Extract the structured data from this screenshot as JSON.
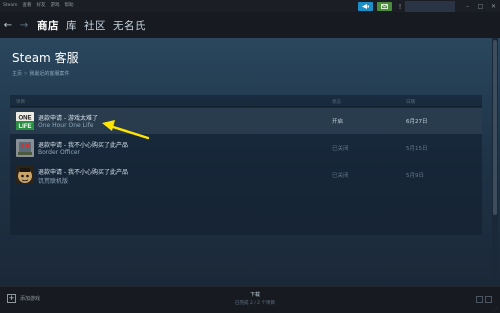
{
  "menubar": {
    "items": [
      "Steam",
      "查看",
      "好友",
      "游戏",
      "帮助"
    ],
    "notify_icon": "broadcast-icon",
    "mail_icon": "envelope-icon",
    "bell": "!",
    "controls": [
      "–",
      "□",
      "✕"
    ]
  },
  "nav": {
    "back": "←",
    "forward": "→",
    "links": [
      "商店",
      "库",
      "社区",
      "无名氏"
    ]
  },
  "page": {
    "title": "Steam 客服",
    "breadcrumb_home": "主页",
    "breadcrumb_sep": " > ",
    "breadcrumb_current": "我最近的客服案件"
  },
  "table": {
    "headers": {
      "item": "项目",
      "status": "状态",
      "date": "日期"
    },
    "rows": [
      {
        "title": "退款申请 - 游戏太难了",
        "sub": "One Hour One Life",
        "status": "开启",
        "date": "6月27日",
        "thumb": "ohol-thumb"
      },
      {
        "title": "退款申请 - 我不小心购买了此产品",
        "sub": "Border Officer",
        "status": "已关闭",
        "date": "5月15日",
        "thumb": "border-officer-thumb"
      },
      {
        "title": "退款申请 - 我不小心购买了此产品",
        "sub": "饥荒联机版",
        "status": "已关闭",
        "date": "5月9日",
        "thumb": "dont-starve-thumb"
      }
    ],
    "thumb_labels": {
      "ohol_line1": "ONE",
      "ohol_line2": "LIFE"
    }
  },
  "bottom": {
    "add_game": "添加游戏",
    "download_title": "下载",
    "download_status": "已完成 2 / 2 个项目"
  },
  "colors": {
    "accent_blue": "#1d8fc7",
    "accent_green": "#4c8d3d",
    "arrow": "#ffe600"
  }
}
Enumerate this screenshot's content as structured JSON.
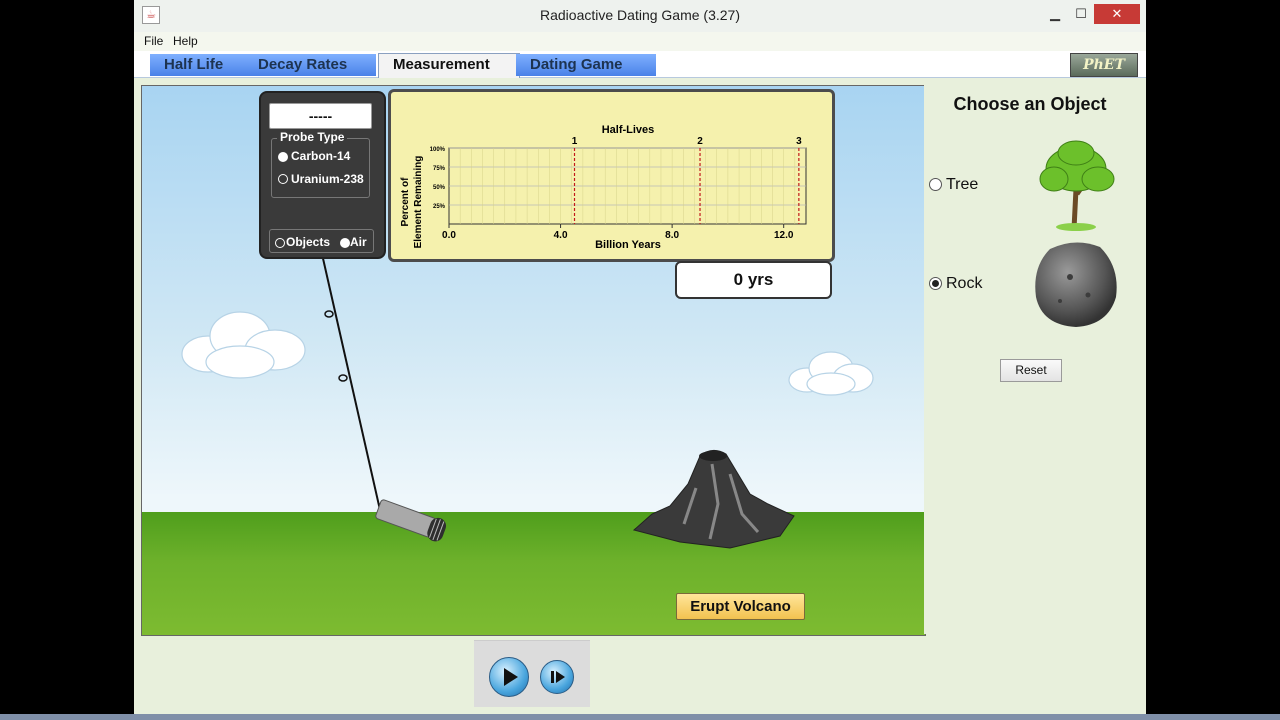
{
  "window": {
    "title": "Radioactive Dating Game (3.27)",
    "minimize": "▁",
    "maximize": "☐",
    "close": "✕"
  },
  "menu": {
    "file": "File",
    "help": "Help"
  },
  "tabs": [
    {
      "label": "Half Life",
      "active": false
    },
    {
      "label": "Decay Rates",
      "active": false
    },
    {
      "label": "Measurement",
      "active": true
    },
    {
      "label": "Dating Game",
      "active": false
    }
  ],
  "logo": {
    "text": "PhET"
  },
  "probe": {
    "readout": "-----",
    "type_label": "Probe Type",
    "options": [
      "Carbon-14",
      "Uranium-238"
    ],
    "selected": "Carbon-14",
    "target_options": [
      "Objects",
      "Air"
    ],
    "target_selected": "Air"
  },
  "chart_data": {
    "type": "line",
    "title": "Half-Lives",
    "xlabel": "Billion Years",
    "ylabel": "Percent of Element Remaining",
    "yticks": [
      "100%",
      "75%",
      "50%",
      "25%"
    ],
    "xticks": [
      "0.0",
      "4.0",
      "8.0",
      "12.0"
    ],
    "xlim": [
      0,
      12.8
    ],
    "ylim": [
      0,
      100
    ],
    "half_life_markers": [
      {
        "label": "1",
        "x": 4.5
      },
      {
        "label": "2",
        "x": 9.0
      },
      {
        "label": "3",
        "x": 13.5
      }
    ],
    "series": [],
    "grid": true
  },
  "time_readout": "0 yrs",
  "erupt_button": "Erupt Volcano",
  "side": {
    "title": "Choose an Object",
    "objects": [
      {
        "label": "Tree",
        "selected": false
      },
      {
        "label": "Rock",
        "selected": true
      }
    ],
    "reset": "Reset"
  },
  "controls": {
    "play": "play",
    "step": "step"
  }
}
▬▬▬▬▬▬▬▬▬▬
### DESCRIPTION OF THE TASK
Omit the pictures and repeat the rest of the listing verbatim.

### EXERCISE ANSWER
Extract the structured data from this screenshot as JSON.
{
  "menubar": {
    "items": [
      "Steam",
      "查看",
      "好友",
      "游戏",
      "帮助"
    ],
    "notify_icon": "broadcast-icon",
    "mail_icon": "envelope-icon",
    "bell": "!",
    "controls": [
      "–",
      "□",
      "✕"
    ]
  },
  "nav": {
    "back": "←",
    "forward": "→",
    "links": [
      "商店",
      "库",
      "社区",
      "无名氏"
    ]
  },
  "page": {
    "title": "Steam 客服",
    "breadcrumb_home": "主页",
    "breadcrumb_sep": " > ",
    "breadcrumb_current": "我最近的客服案件"
  },
  "table": {
    "headers": {
      "item": "项目",
      "status": "状态",
      "date": "日期"
    },
    "rows": [
      {
        "title": "退款申请 - 游戏太难了",
        "sub": "One Hour One Life",
        "status": "开启",
        "date": "6月27日",
        "thumb": "ohol-thumb"
      },
      {
        "title": "退款申请 - 我不小心购买了此产品",
        "sub": "Border Officer",
        "status": "已关闭",
        "date": "5月15日",
        "thumb": "border-officer-thumb"
      },
      {
        "title": "退款申请 - 我不小心购买了此产品",
        "sub": "饥荒联机版",
        "status": "已关闭",
        "date": "5月9日",
        "thumb": "dont-starve-thumb"
      }
    ],
    "thumb_labels": {
      "ohol_line1": "ONE",
      "ohol_line2": "LIFE"
    }
  },
  "bottom": {
    "add_game": "添加游戏",
    "download_title": "下载",
    "download_status": "已完成 2 / 2 个项目"
  },
  "colors": {
    "accent_blue": "#1d8fc7",
    "accent_green": "#4c8d3d",
    "arrow": "#ffe600"
  }
}
Enumerate this screenshot's content as structured JSON.
{
  "window": {
    "title": "Radioactive Dating Game (3.27)",
    "minimize": "▁",
    "maximize": "☐",
    "close": "✕"
  },
  "menu": {
    "file": "File",
    "help": "Help"
  },
  "tabs": [
    {
      "label": "Half Life",
      "active": false
    },
    {
      "label": "Decay Rates",
      "active": false
    },
    {
      "label": "Measurement",
      "active": true
    },
    {
      "label": "Dating Game",
      "active": false
    }
  ],
  "logo": {
    "text": "PhET"
  },
  "probe": {
    "readout": "-----",
    "type_label": "Probe Type",
    "options": [
      "Carbon-14",
      "Uranium-238"
    ],
    "selected": "Carbon-14",
    "target_options": [
      "Objects",
      "Air"
    ],
    "target_selected": "Air"
  },
  "chart_data": {
    "type": "line",
    "title": "Half-Lives",
    "xlabel": "Billion Years",
    "ylabel": "Percent of Element Remaining",
    "yticks": [
      "100%",
      "75%",
      "50%",
      "25%"
    ],
    "xticks": [
      "0.0",
      "4.0",
      "8.0",
      "12.0"
    ],
    "xlim": [
      0,
      12.8
    ],
    "ylim": [
      0,
      100
    ],
    "half_life_markers": [
      {
        "label": "1",
        "x": 4.5
      },
      {
        "label": "2",
        "x": 9.0
      },
      {
        "label": "3",
        "x": 13.5
      }
    ],
    "series": [],
    "grid": true
  },
  "time_readout": "0 yrs",
  "erupt_button": "Erupt Volcano",
  "side": {
    "title": "Choose an Object",
    "objects": [
      {
        "label": "Tree",
        "selected": false
      },
      {
        "label": "Rock",
        "selected": true
      }
    ],
    "reset": "Reset"
  },
  "controls": {
    "play": "play",
    "step": "step"
  }
}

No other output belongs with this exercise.